Your assignment:
Check each line of the data for "impressions" and select those that have it.

Dataset extract:

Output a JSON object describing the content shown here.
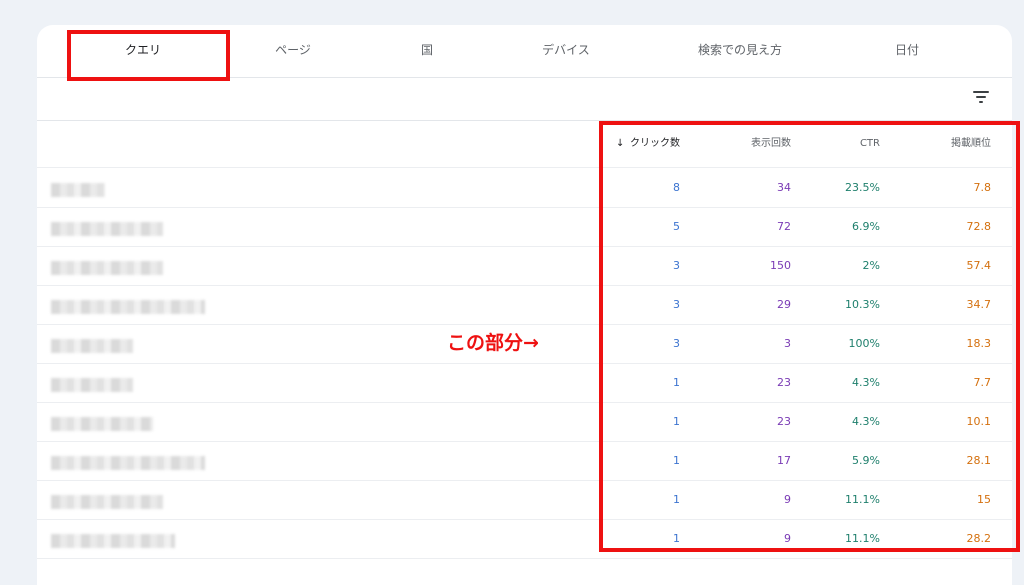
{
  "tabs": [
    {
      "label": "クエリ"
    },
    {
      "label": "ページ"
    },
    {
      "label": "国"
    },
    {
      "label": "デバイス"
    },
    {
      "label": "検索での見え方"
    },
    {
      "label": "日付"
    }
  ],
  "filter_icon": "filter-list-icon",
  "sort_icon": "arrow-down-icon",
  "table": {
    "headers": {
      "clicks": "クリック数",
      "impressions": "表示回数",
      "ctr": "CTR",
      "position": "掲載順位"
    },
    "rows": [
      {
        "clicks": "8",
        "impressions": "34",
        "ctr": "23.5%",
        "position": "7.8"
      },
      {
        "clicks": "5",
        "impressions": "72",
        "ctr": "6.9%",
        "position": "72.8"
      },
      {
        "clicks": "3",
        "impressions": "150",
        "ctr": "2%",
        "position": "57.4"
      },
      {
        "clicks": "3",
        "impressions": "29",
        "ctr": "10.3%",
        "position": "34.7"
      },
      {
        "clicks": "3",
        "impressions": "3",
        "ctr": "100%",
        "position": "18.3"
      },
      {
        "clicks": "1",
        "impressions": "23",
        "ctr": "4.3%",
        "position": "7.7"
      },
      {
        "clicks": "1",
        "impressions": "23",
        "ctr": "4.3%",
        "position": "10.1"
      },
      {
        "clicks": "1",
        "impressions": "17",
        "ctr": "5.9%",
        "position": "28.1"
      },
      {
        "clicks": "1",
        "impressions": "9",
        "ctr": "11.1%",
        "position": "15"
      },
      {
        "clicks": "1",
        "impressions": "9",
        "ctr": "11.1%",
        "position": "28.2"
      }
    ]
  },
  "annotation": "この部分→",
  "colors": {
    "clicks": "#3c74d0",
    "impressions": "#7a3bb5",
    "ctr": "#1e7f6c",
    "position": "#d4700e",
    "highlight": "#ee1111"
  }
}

Answer for this exercise:
      "impressions": "表示回数",
        "impressions": "34",
        "impressions": "72",
        "impressions": "150",
        "impressions": "29",
        "impressions": "3",
        "impressions": "23",
        "impressions": "23",
        "impressions": "17",
        "impressions": "9",
        "impressions": "9",
    "impressions": "#7a3bb5",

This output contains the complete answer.